Quentin Tarantino’s History of Franchise Almosts
Quentin Tarantino is one of those lucky filmmakers who’s been able to forge a successful career making original films. Sure, Jackie Brown was adapted from an Elmore Leonard novel and Inglorious Basterds and Django Unchained boast similar titles to the Italian genre films that inspired their creation. But, for the most part, he’s focused on bringing his own ideas to life.
Hence why it was surprising when we first heard that the auteur behind Pulp Fiction and Kill Bill was developing a Star Trekmovie — one that would be loaded with his trademark F bomb-laden dialogue and violence no less. I suppose crazier things have happened.
Well, now that his Once Upon a Time in Hollywood is almost upon us, conversations about his planned Star Trek film have arisen once again. And as it so happens, to boldly go where several other filmmakers have gone before is still very much on Tarantino’s agenda.
Chatting with Empire magazine, Tarantino confirmed that a script based on his idea has been written. On top of that, he once again stated that the plan is to make his film an edgier take on a franchise that’s been family-friendly until now. He said:
If Tarantino does decide to step behind the director’s chair for this one, it could very well be his final film. The director has stated his intention to retire after 10 movies, and his cinematic swan song might very well be something that he’s avoided until now — a studio franchise movie.
Of course, Tarantino has never ruled out lending his talents to franchise fare. Throughout the years, he’s been linked with several films that fit the criteria, and he even showed interest in helming a couple of them.
Long before Martin Campbell’s 2006 adaptation of Ian Fleming’s Casino Royale novel was on the James Bond producers’ minds, Tarantino was interested in realizing the story. He wanted the film — which would have still starred Pierce Brosnan as 007 — to be a period piece that would have served as a sequel of sorts to Her Majesty’s Secret Service. Unfortunately, the rights to the film weren’t available at the time and Tarantino lost interest. The end.
Another spy caper that Tarantino considered doing was The Man from U.N.C.L.E. Following the success of Pulp Fiction, a feature-length redo of the ’60s spy series was offered to him. While he eventually turned the project down to focus on Jackie Brown, he briefly entertained the idea, later revealing how he wanted to cast his From Dusk Till Dawn co-star George Clooney in the lead role of Napoleon Solo and himself as Ilya Kuryakin.
The director has also been attached to superhero properties. After his Grindhouse installment Death Proof flopped, reports suggested that Tarantino was eyeing a comic book adaptation in a bid to get his career back on track. He was offered the reins to the Green Lantern film, but the project didn’t interest him in the slightest. Elsewhere, there were rumblings of him bringing The Shadow back to the big screen, but the story turned out to be a complete fabrication.

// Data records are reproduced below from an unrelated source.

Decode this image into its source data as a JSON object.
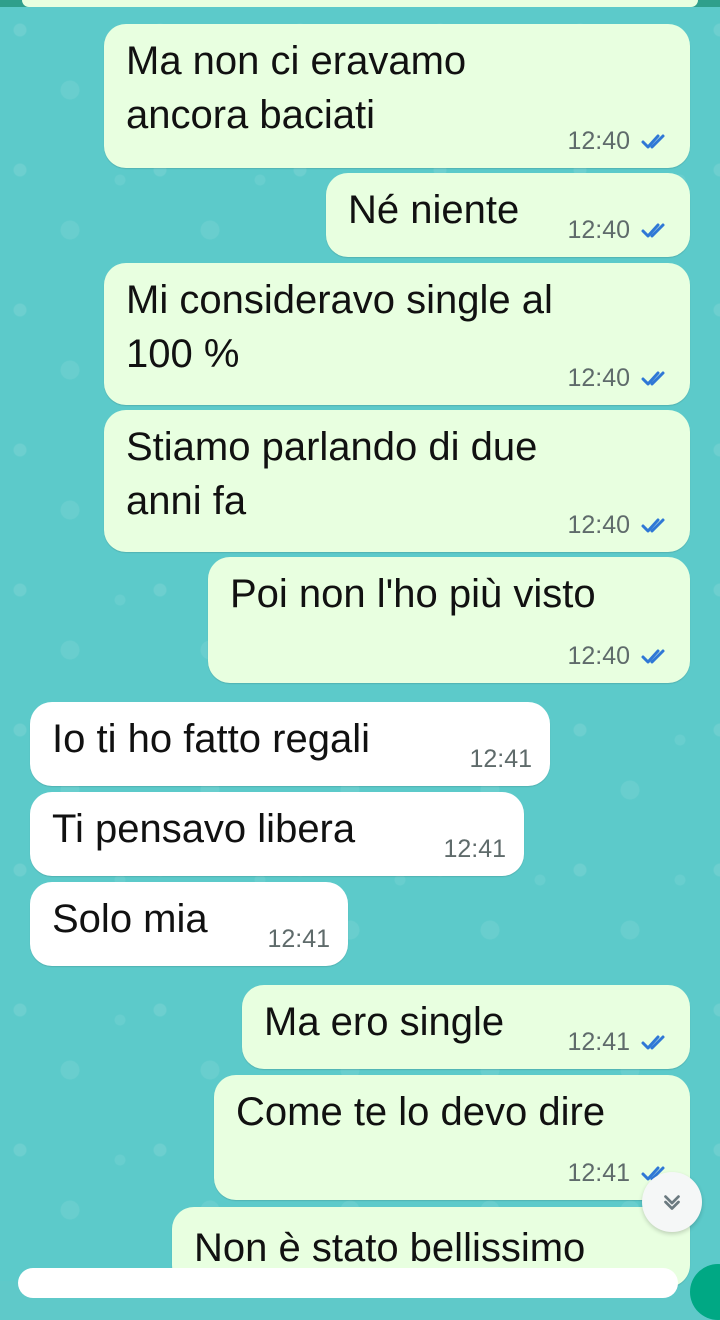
{
  "messages": [
    {
      "direction": "out",
      "text": "Ma non ci eravamo\nancora baciati",
      "time": "12:40",
      "status": "read"
    },
    {
      "direction": "out",
      "text": "Né niente",
      "time": "12:40",
      "status": "read"
    },
    {
      "direction": "out",
      "text": "Mi consideravo single al\n100 %",
      "time": "12:40",
      "status": "read"
    },
    {
      "direction": "out",
      "text": "Stiamo parlando di due\nanni fa",
      "time": "12:40",
      "status": "read"
    },
    {
      "direction": "out",
      "text": "Poi non l'ho più visto",
      "time": "12:40",
      "status": "read"
    },
    {
      "direction": "in",
      "text": "Io ti ho fatto regali",
      "time": "12:41"
    },
    {
      "direction": "in",
      "text": "Ti pensavo libera",
      "time": "12:41"
    },
    {
      "direction": "in",
      "text": "Solo mia",
      "time": "12:41"
    },
    {
      "direction": "out",
      "text": "Ma ero single",
      "time": "12:41",
      "status": "read"
    },
    {
      "direction": "out",
      "text": "Come te lo devo dire",
      "time": "12:41",
      "status": "read"
    },
    {
      "direction": "out",
      "text": "Non è stato bellissimo",
      "time": "",
      "status": ""
    }
  ],
  "ui": {
    "scroll_button_icon": "chevron-double-down-icon",
    "read_tick_icon": "double-check-icon",
    "colors": {
      "outgoing_bubble": "#e8ffe0",
      "incoming_bubble": "#ffffff",
      "wallpaper": "#5ccaca",
      "read_ticks": "#2f78d6",
      "accent": "#00a884"
    }
  }
}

That said, the closest Tarantino ever came to making a superhero movie was prior to the 21st century boom period. After Reservoir Dogs, he expressed a desire to make a Luke Cage: Hero for Hire movie. The director has always been a huge fan of the character and, given his affinity for Blaxploitation, it’s understandable why this Marvel property appealed to him. It wasn’t to be, though. Tarantino instead turned his attention to Pulp Fiction and never looked back.
If history tells us anything, it’s that Tarantino has a short attention span when it comes to ideas that weren’t conjured by his own imagination. While his Star Trek involvement has survived longer than previous attempts to get involved in the franchise game, don’t be surprised if he proceeds to do something else instead.